Thursday, March 19, 2015

Don't Touch Anything

We've been taking Sophia to antique stores for years.  You wouldn't think this could be something a child would enjoy, but she loves it and always has.  Sophia has described her mind and thoughts as a rush of senses racing in all at the same time and without break.  I suspect the antique malls we visit are appealing to her because she can see so many things without having to slow her thinking or really process much of anything.  She often asks us to take her to look at antiques, especially when we are traveling and she sees a stop on the side of the highway.  She is such a unique person.

Our family favorite is the Rangeline Antique Mall.  We've been visiting, frequently, since the store opened.  The staff is so friendly and the store and restrooms are clean.  We love weaving in and out of the booths, looking at the interesting, adorable, and puzzling.  Because we are all very competitive, we have found a way to add a game element to our trips by challenging one another to see who can spot the most clowns.  The rules are simple: point at the clown and say "CLOWN!" before anyone else and earn 1 point.  Whoever has the most points at the end of the visit is declared the winner.  We've all had wins, but Sophia is the true clown-spotting champion of our family.

Something every parent can relate to is our constant need to remind Sophia not to touch things she isn't planning to purchase.  I'll admit this can sometimes be difficult for her.  I cannot tell you how many times we have said "Don't touch that!"  For the most part she is able to control herself, but there are times when she grabs something that I'd rather she not touch at all.  We've tried to explain to her why you don't touch everything you see: germs, it isn't your property, you can accidentally break it, etc.  She listens and understands, but on occasion she still touches.

Today, Sophia and I visited the Rangeline Antique Mall, in search of nothing in particular.  We had a lovely time counting clowns and giggling about various oddities.  We were on the last aisle, and I don't recall asking Sophia to not touch, so it was a really great trip.  Sophia was up 3 clowns over my 5 clowns.  Suddenly, she shouted "Clown!  Clown!" and I turned to see she had found a hidden cove of clown figurines.  I saw two she missed, and she was still ahead by 3.  We looked down and Sophia noticed a stuffed koala in a small, wooden cradle on the ground.  She quickly squatted and reached for the koala.  Before I could say "Don't touch!', she pulled it out and a porcelain doll also lying in the cradle spilled out onto the concrete floor and shattered.  She immediately tried to pick up the pieces and began apologizing.  She knew what she had done, and was upset.
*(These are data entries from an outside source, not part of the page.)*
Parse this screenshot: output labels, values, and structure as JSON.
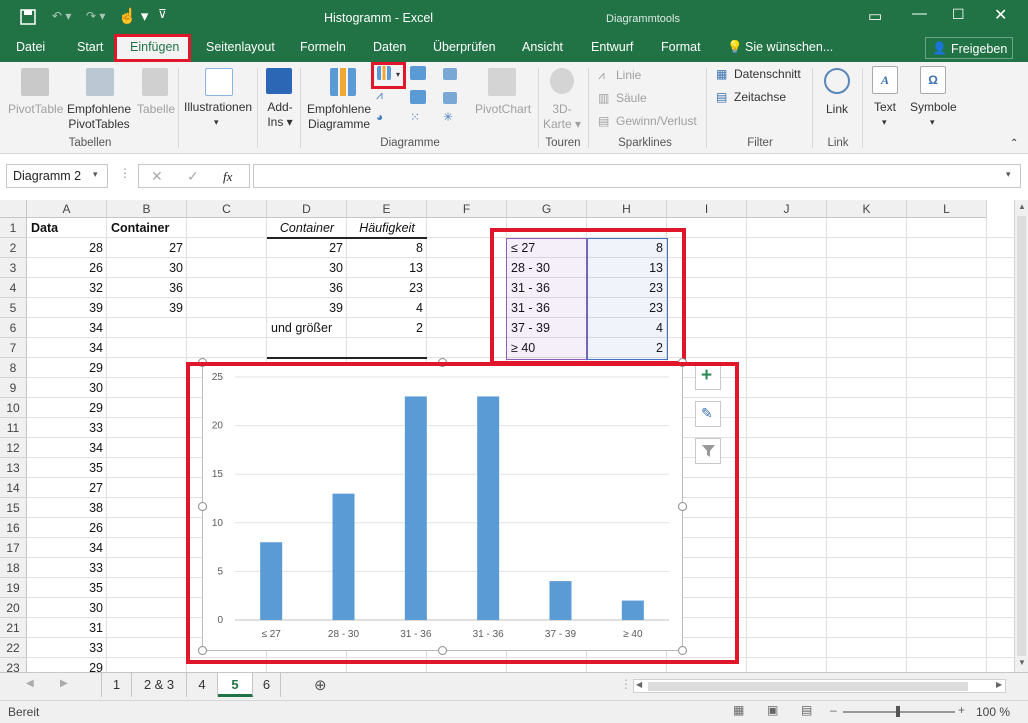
{
  "title": "Histogramm - Excel",
  "context_tab": "Diagrammtools",
  "tabs": [
    {
      "label": "Datei"
    },
    {
      "label": "Start"
    },
    {
      "label": "Einfügen"
    },
    {
      "label": "Seitenlayout"
    },
    {
      "label": "Formeln"
    },
    {
      "label": "Daten"
    },
    {
      "label": "Überprüfen"
    },
    {
      "label": "Ansicht"
    },
    {
      "label": "Entwurf"
    },
    {
      "label": "Format"
    },
    {
      "label": "Sie wünschen..."
    }
  ],
  "share_label": "Freigeben",
  "ribbon": {
    "pivottable": "PivotTable",
    "empfohlene_pivot_1": "Empfohlene",
    "empfohlene_pivot_2": "PivotTables",
    "tabelle": "Tabelle",
    "illustrationen": "Illustrationen",
    "addins_1": "Add-",
    "addins_2": "Ins",
    "empf_diagramme_1": "Empfohlene",
    "empf_diagramme_2": "Diagramme",
    "pivotchart": "PivotChart",
    "karte_1": "3D-",
    "karte_2": "Karte",
    "linie": "Linie",
    "saeule": "Säule",
    "gewinn": "Gewinn/Verlust",
    "datenschnitt": "Datenschnitt",
    "zeitachse": "Zeitachse",
    "link": "Link",
    "text": "Text",
    "symbole": "Symbole",
    "groups": {
      "tabellen": "Tabellen",
      "diagramme": "Diagramme",
      "touren": "Touren",
      "sparklines": "Sparklines",
      "filter": "Filter",
      "link": "Link"
    }
  },
  "formula_bar": {
    "name_box": "Diagramm 2",
    "fx": "fx",
    "value": ""
  },
  "columns": [
    "A",
    "B",
    "C",
    "D",
    "E",
    "F",
    "G",
    "H",
    "I",
    "J",
    "K",
    "L"
  ],
  "rows": [
    "1",
    "2",
    "3",
    "4",
    "5",
    "6",
    "7",
    "8",
    "9",
    "10",
    "11",
    "12",
    "13",
    "14",
    "15",
    "16",
    "17",
    "18",
    "19",
    "20",
    "21",
    "22",
    "23"
  ],
  "cells": {
    "A1": "Data",
    "B1": "Container",
    "D1": "Container",
    "E1": "Häufigkeit",
    "A2": "28",
    "A3": "26",
    "A4": "32",
    "A5": "39",
    "A6": "34",
    "A7": "34",
    "A8": "29",
    "A9": "30",
    "A10": "29",
    "A11": "33",
    "A12": "34",
    "A13": "35",
    "A14": "27",
    "A15": "38",
    "A16": "26",
    "A17": "34",
    "A18": "33",
    "A19": "35",
    "A20": "30",
    "A21": "31",
    "A22": "33",
    "A23": "29",
    "B2": "27",
    "B3": "30",
    "B4": "36",
    "B5": "39",
    "D2": "27",
    "D3": "30",
    "D4": "36",
    "D5": "39",
    "D6": "und größer",
    "E2": "8",
    "E3": "13",
    "E4": "23",
    "E5": "4",
    "E6": "2",
    "G2": "≤ 27",
    "G3": "28 - 30",
    "G4": "31 - 36",
    "G5": "31 - 36",
    "G6": "37 - 39",
    "G7": "≥ 40",
    "H2": "8",
    "H3": "13",
    "H4": "23",
    "H5": "23",
    "H6": "4",
    "H7": "2"
  },
  "chart_data": {
    "type": "bar",
    "categories": [
      "≤ 27",
      "28 - 30",
      "31 - 36",
      "31 - 36",
      "37 - 39",
      "≥ 40"
    ],
    "values": [
      8,
      13,
      23,
      23,
      4,
      2
    ],
    "ylim": [
      0,
      25
    ],
    "yticks": [
      "0",
      "5",
      "10",
      "15",
      "20",
      "25"
    ],
    "color": "#5b9bd5",
    "grid": true
  },
  "sheets": [
    "1",
    "2 & 3",
    "4",
    "5",
    "6"
  ],
  "active_sheet": "5",
  "status": {
    "ready": "Bereit",
    "zoom": "100 %"
  },
  "colors": {
    "excel_green": "#217346",
    "highlight_red": "#e0162b",
    "bar_blue": "#5b9bd5"
  }
}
I didn't yell because yelling isn't effective.  I didn't shame because she already felt ashamed.  Instead, I reminded her that all actions have consequences, and the consequence of this choice was that she would have to pay for the damage.  We checked the price tag and were disappointed to discover the doll was being sold as a set along with another porcelain doll.  The two dolls were $25.  That was a lot to pay for a mistake.  She carried the doll to the register and explained what had happened.  I asked if they could call the booth owner to see if we could just pay for the one doll, and the owner agreed.  She immediately thanked us for our integrity, which surprised me.  Apparently most people leave the broken odds and ends in the booths.  We would never do that.  Thankfully the booth owner agreed to only charge us $15.  The store owners were gracious enough to pay for half of the charge as a thank you for our honesty.  I was overcome with emotion because there was so much to discuss with Sophia.  I turned to leave and a lady shoved $8 in my hand.  I told her she didn't have to do that, but she insisted and said that it was very hard for Sophia to confess what had happened, and she wanted to cover the cost.  At that point I was crying, but didn't want Sophia to see me, so I just kissed her head and we left the store.

When we got home, I showed her the money.  We discussed the entire situation, and came up with a list of words to describe the lessons of the day: integrity, honesty, patience, kindness, helpfulness, graciousness, gratitude, and understanding.  Sophia and I each wrote a letter to Rangeline Antique Mall.  Mine expressed my gratitude for the positive interaction and kindness of the store owners, while Sophia's contained the $8.00 along with a wish that the store owners keep the money for the next person who makes the same mistake she made.  

1 comment:

  1. Man what a great story. First I love going to the Rangeline Antique Mall well I did and probably still do I haven't been there for a long time.I would love to go with you and Sofia and play that game.This bring a lot of memories when I was smaller and got along with my parents so on. Also like you my parents always told me not to touch stuff .I would always go and run around suprisely I never broke anything. So that was really awesome that you guys told them that you broke something I have seen a lot of people just leave and not tell. If it was me I would not of done that I would walk ways but knowing my Mom she would make me tell them that I broke something also because she doesn't speak English. I guess when your honest something good happens. Also the lady she cool to she gave you money. So I guess what this has taught me is that be honest pays of and maybe there might be consequences.